Exercise And Cancer Recovery: The Benefits Of Physical Activity

Did you know that 1 in 3 men and 1 in 4 women in Australia will be directly affected by cancer by the age of 75? In fact, there are approximately 108,000 new cancer cases each year in Australia, representing a major public health concern. In addition, a lack of or reduction in physical activity has been reported as a key risk factor for some cancers. The positive news is that physical activity is beneficial during and following cancer treatment, due to improved psychosocial and physical outcomes, improved compliance with treatment regimes, reduced impact of disease symptoms, and survival benefits, all stemming from the benefits of regular exercise.

The side effects of cancer and its associated treatments are numerous, and particularly affect one’s biological functions (musculoskeletal, cardiovascular, and cardiopulmonary systems). These side effects may last for years following treatment, with cancer sufferers at an increased risk of developing other chronic conditions, including cardiovascular disease, diabetes, and osteoporosis (Eyre et al. 2004). Particularly debilitating are the side effects of physical and mental fatigue, resulting from prolonged and, at times, aggressive treatments.

Given the effects of cancer, exercise plays an important role in treatment and recovery with many benefits to the patient, both for reducing cancer symptoms and for improving the rate of recovery from treatment. Exercises to improve muscle mass and muscle strength are key components of providing health-positive benefits in cancer treatment. The research has demonstrated that preservation or improvements in muscle mass and muscle strength have resulted in reduced side effects such as nausea, fatigue, and pain (Hayes et al. 2009). Furthermore, exercise-induced improvements in cardiorespiratory fitness, physical function, activity levels, and range of motion have been associated with:

  • Reduced intensity of symptoms reported (e.g., nausea, fatigue, pain);
  • Decreased duration of hospitalisation;
  • Improvements in psychological and emotional wellbeing; and
  • Decreased feelings of depression and anxiety.

The literature has also shown that improvements in body image, self-esteem, and mood are all positive outcomes for cancer sufferers that participate in regular physical activity.

How much exercise is needed to result in cancer treatment and recovery benefits?
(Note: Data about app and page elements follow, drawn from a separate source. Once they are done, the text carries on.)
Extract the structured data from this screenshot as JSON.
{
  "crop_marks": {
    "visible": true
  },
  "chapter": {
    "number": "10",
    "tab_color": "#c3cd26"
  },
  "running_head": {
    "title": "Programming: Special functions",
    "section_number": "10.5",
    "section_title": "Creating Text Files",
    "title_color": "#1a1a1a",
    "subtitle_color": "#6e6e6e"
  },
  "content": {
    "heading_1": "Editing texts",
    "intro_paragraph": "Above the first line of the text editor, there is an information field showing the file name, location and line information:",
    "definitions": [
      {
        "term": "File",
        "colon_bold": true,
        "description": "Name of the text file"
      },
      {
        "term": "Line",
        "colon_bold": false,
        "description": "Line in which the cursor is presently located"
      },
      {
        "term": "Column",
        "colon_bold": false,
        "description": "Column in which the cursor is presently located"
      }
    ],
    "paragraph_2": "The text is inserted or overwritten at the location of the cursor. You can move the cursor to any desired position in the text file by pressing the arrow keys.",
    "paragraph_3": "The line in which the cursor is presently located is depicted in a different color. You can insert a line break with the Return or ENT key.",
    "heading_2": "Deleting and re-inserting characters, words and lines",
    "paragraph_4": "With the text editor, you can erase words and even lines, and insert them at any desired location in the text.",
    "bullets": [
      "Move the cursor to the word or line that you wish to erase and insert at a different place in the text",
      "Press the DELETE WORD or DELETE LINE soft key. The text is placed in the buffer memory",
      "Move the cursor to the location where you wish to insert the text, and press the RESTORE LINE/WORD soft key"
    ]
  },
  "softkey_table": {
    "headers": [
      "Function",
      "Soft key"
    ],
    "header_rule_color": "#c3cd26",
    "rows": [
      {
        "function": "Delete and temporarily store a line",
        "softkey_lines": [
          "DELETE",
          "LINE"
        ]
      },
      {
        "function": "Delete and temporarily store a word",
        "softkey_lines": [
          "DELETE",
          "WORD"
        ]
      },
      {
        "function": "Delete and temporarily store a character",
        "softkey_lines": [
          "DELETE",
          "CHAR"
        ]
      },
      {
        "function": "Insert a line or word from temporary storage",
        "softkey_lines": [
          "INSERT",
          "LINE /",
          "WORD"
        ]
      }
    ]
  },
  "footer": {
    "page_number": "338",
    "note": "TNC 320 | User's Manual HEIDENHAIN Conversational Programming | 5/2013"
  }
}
It has been recommended that during and following cancer treatment, aerobic-based exercise should be completed at least 3-5 days per week, for at least 20-30 mins at a moderate intensity (Burnham & Wilcox 2002). Aerobic exercise should be completed in conjunction with resistance-based exercises, which should be undertaken 1-3 days per week, and should include 6-10 exercises.

It is important to remember that each exercise program needs to be individually-tailored, to minimise the risk of injury and maximise each individual’s health benefits (Rajarajeswaran & Vishnupriya 2009). While reduced physical activity during and following cancer treatment can exacerbate symptoms and contribute to the loss of function, a consistent commitment to exercise results in enduring benefits to function, psychological factors, and quality of life for cancer patients.

(Image sources: Heart Health Journey, The Guardian, WebMD)